> **What the task asks**
Search the records for lines with the word "Correia" and copy each match.

Website and app data records
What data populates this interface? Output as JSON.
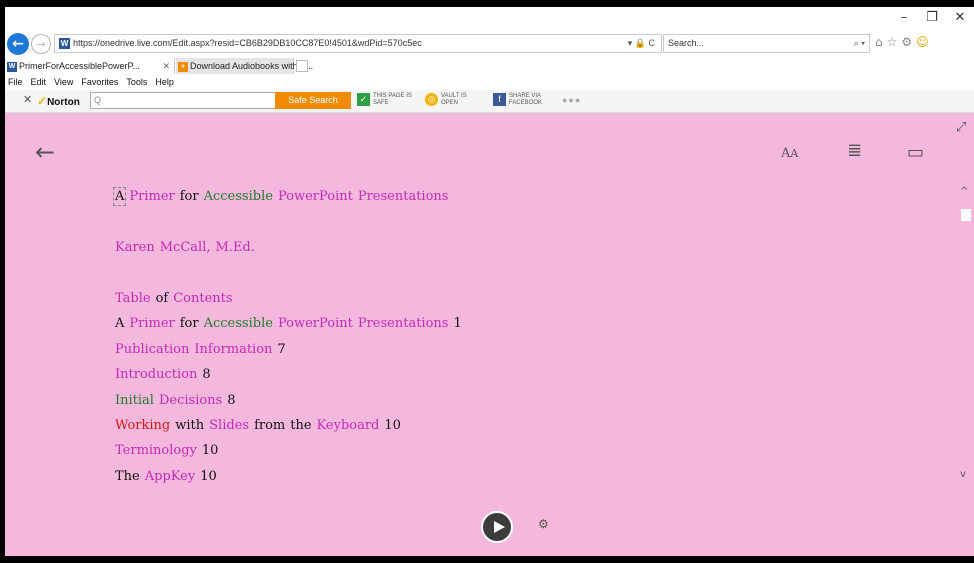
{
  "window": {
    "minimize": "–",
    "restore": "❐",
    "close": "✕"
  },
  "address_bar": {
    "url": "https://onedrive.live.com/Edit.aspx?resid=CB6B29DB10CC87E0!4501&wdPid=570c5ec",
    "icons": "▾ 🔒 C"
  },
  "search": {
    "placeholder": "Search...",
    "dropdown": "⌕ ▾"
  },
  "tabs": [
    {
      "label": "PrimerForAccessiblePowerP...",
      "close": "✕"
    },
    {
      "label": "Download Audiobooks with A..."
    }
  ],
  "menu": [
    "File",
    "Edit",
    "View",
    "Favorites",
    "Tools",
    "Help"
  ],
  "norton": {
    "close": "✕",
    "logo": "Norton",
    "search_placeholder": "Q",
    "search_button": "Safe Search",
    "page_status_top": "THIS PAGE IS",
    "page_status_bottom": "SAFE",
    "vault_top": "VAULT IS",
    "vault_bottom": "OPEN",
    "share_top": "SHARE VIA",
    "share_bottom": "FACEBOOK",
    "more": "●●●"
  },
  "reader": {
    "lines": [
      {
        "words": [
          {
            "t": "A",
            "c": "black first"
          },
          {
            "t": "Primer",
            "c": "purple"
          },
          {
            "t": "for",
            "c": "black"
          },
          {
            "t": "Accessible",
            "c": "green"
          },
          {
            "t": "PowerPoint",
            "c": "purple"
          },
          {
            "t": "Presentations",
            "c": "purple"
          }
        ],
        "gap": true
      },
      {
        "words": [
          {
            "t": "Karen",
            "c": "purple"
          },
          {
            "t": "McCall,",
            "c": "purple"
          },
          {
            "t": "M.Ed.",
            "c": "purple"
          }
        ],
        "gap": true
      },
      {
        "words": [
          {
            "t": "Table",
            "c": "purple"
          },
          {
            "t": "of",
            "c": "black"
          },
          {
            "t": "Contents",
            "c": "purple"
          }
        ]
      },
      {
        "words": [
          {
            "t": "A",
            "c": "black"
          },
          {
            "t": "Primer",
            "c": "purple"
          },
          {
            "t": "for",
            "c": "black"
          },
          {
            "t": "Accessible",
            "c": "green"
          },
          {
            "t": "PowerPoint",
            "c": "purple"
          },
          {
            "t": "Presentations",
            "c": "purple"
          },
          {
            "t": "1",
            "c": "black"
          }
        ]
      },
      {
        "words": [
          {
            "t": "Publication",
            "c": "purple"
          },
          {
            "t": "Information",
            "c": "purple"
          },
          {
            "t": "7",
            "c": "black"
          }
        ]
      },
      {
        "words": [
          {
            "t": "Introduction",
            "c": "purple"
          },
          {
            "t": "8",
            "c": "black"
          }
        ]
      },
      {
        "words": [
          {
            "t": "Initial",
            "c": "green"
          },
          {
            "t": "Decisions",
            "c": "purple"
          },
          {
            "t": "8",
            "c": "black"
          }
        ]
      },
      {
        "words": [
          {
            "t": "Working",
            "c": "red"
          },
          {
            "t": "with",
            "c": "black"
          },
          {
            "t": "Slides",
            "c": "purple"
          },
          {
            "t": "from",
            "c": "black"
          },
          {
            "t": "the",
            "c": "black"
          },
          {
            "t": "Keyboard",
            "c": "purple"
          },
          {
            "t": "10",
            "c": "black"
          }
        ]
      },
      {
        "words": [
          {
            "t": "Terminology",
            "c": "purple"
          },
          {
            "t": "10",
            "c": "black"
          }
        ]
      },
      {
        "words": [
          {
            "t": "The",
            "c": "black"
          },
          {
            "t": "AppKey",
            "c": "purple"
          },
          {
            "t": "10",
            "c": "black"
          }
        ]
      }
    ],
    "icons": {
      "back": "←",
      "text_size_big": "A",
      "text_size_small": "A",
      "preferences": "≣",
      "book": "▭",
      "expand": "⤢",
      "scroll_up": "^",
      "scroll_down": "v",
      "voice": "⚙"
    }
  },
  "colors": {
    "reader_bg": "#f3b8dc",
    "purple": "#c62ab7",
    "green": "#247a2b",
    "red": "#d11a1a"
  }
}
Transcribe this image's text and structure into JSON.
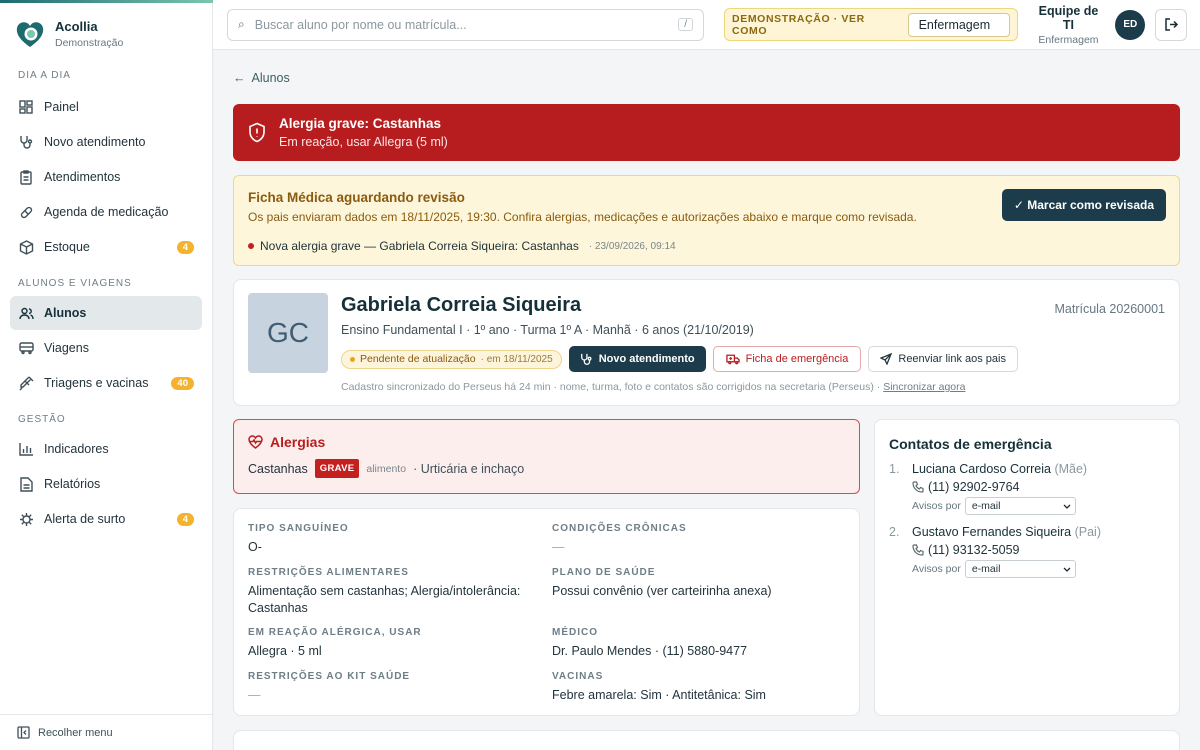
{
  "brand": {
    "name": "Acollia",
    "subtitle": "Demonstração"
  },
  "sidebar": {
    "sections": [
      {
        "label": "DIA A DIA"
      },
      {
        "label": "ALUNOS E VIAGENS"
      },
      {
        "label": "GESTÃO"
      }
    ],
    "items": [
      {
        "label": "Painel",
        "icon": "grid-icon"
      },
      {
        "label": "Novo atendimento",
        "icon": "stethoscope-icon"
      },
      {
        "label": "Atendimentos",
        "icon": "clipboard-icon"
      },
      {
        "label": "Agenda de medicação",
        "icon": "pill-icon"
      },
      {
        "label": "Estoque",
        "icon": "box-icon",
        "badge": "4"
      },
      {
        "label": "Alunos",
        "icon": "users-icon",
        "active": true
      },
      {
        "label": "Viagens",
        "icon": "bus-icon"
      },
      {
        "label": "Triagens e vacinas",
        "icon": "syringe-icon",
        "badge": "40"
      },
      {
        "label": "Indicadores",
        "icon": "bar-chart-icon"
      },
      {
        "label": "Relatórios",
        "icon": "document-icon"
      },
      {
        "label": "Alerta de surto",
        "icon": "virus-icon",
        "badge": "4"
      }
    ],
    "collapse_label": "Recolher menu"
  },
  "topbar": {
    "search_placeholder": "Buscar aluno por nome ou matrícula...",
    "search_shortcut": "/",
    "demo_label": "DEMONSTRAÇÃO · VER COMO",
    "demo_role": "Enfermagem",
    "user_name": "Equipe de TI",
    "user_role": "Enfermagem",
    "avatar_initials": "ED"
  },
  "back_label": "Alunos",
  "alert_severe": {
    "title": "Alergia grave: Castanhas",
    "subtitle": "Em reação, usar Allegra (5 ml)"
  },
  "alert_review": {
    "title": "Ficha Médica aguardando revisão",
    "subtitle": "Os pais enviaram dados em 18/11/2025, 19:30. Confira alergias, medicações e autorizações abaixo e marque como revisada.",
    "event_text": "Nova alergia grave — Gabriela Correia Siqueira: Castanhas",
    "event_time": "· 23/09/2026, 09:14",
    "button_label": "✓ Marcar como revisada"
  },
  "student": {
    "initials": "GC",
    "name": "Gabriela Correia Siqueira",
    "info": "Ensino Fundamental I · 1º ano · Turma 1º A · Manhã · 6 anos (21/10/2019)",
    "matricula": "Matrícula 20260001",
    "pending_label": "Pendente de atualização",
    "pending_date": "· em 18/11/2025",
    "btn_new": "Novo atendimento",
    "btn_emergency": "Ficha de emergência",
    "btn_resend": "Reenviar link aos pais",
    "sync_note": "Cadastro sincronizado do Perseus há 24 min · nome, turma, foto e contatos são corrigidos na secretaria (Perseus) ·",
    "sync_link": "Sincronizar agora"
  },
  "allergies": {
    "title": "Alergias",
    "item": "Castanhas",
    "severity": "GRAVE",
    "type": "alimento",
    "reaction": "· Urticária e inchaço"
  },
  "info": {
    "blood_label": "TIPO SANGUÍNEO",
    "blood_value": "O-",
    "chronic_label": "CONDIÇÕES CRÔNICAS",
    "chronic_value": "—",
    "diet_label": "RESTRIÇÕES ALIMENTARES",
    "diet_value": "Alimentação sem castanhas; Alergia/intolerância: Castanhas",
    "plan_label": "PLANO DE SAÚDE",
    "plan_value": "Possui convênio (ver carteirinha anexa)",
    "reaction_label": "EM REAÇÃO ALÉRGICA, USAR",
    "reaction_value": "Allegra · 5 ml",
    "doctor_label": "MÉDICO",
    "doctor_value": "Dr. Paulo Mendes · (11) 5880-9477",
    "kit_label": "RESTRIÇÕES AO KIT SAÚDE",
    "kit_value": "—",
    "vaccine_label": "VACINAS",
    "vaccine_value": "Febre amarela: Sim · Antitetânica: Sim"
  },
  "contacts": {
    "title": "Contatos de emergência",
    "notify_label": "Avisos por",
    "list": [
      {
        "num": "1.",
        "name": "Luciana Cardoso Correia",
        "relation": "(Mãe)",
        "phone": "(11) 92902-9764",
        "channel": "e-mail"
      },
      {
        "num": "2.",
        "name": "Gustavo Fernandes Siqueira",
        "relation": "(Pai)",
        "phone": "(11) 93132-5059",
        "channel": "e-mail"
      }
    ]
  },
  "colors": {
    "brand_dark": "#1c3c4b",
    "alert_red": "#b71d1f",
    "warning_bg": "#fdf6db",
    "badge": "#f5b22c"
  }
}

> **Answer to this problem**
    "event_text": "Nova alergia grave — Gabriela Correia Siqueira: Castanhas",
    "name": "Gabriela Correia Siqueira",
        "name": "Luciana Cardoso Correia",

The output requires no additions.